==== Record excerpts

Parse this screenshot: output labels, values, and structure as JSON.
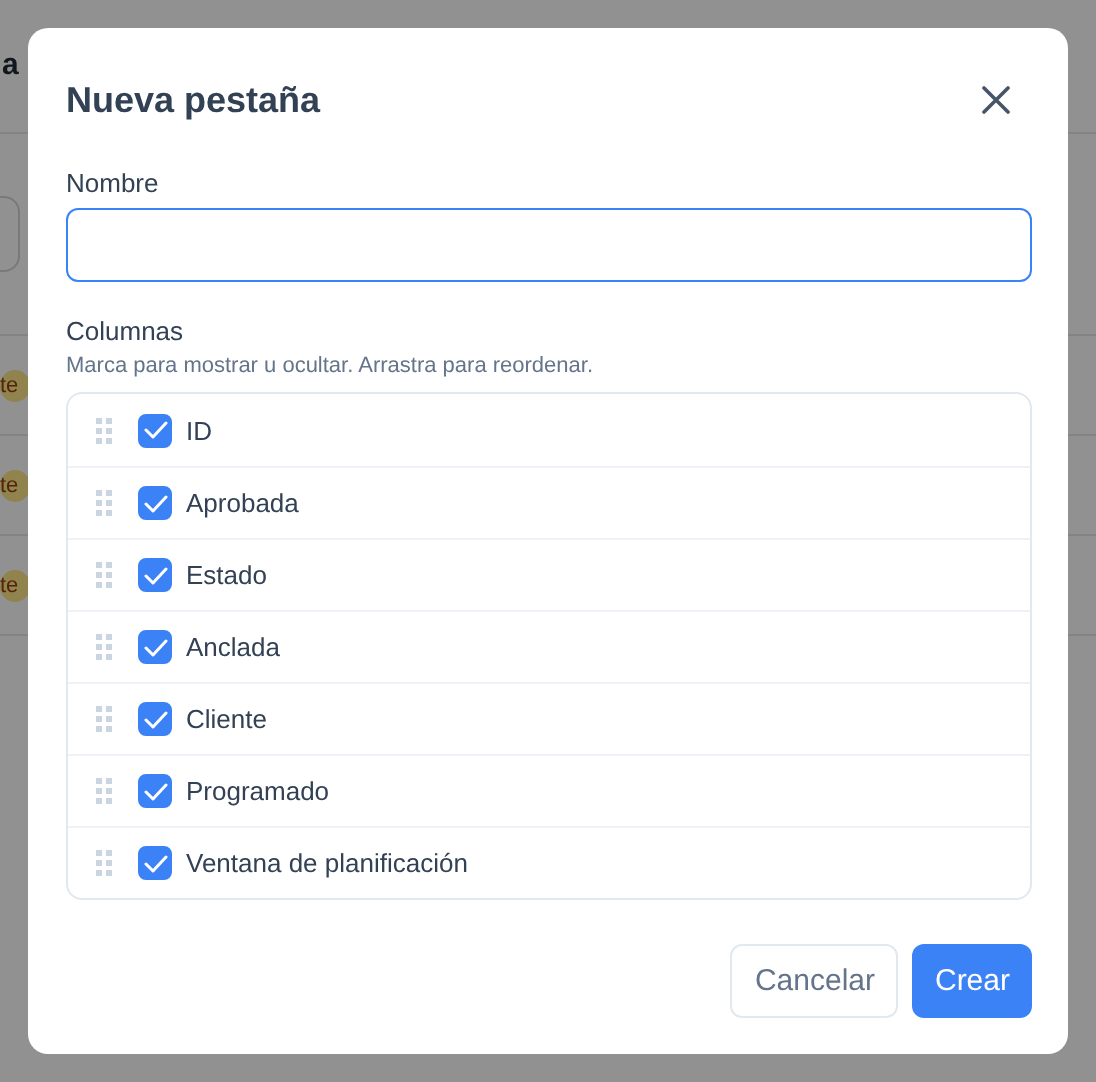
{
  "background": {
    "title": "a",
    "badges": [
      "te",
      "te",
      "te"
    ]
  },
  "dialog": {
    "title": "Nueva pestaña",
    "name_label": "Nombre",
    "columns_label": "Columnas",
    "columns_hint": "Marca para mostrar u ocultar. Arrastra para reordenar.",
    "columns": [
      {
        "label": "ID",
        "checked": true
      },
      {
        "label": "Aprobada",
        "checked": true
      },
      {
        "label": "Estado",
        "checked": true
      },
      {
        "label": "Anclada",
        "checked": true
      },
      {
        "label": "Cliente",
        "checked": true
      },
      {
        "label": "Programado",
        "checked": true
      },
      {
        "label": "Ventana de planificación",
        "checked": true
      }
    ],
    "buttons": [
      {
        "label": "Cancelar",
        "kind": "secondary"
      },
      {
        "label": "Crear",
        "kind": "primary"
      }
    ]
  }
}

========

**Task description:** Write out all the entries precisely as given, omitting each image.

**Finished exercise:**
Parse this screenshot: output labels, values, and structure as JSON.
{
  "background": {
    "title": "a",
    "badges": [
      "te",
      "te",
      "te"
    ]
  },
  "dialog": {
    "title": "Nueva pestaña",
    "name_label": "Nombre",
    "columns_label": "Columnas",
    "columns_hint": "Marca para mostrar u ocultar. Arrastra para reordenar.",
    "columns": [
      {
        "label": "ID",
        "checked": true
      },
      {
        "label": "Aprobada",
        "checked": true
      },
      {
        "label": "Estado",
        "checked": true
      },
      {
        "label": "Anclada",
        "checked": true
      },
      {
        "label": "Cliente",
        "checked": true
      },
      {
        "label": "Programado",
        "checked": true
      },
      {
        "label": "Ventana de planificación",
        "checked": true
      }
    ],
    "buttons": [
      {
        "label": "Cancelar",
        "kind": "secondary"
      },
      {
        "label": "Crear",
        "kind": "primary"
      }
    ]
  }
}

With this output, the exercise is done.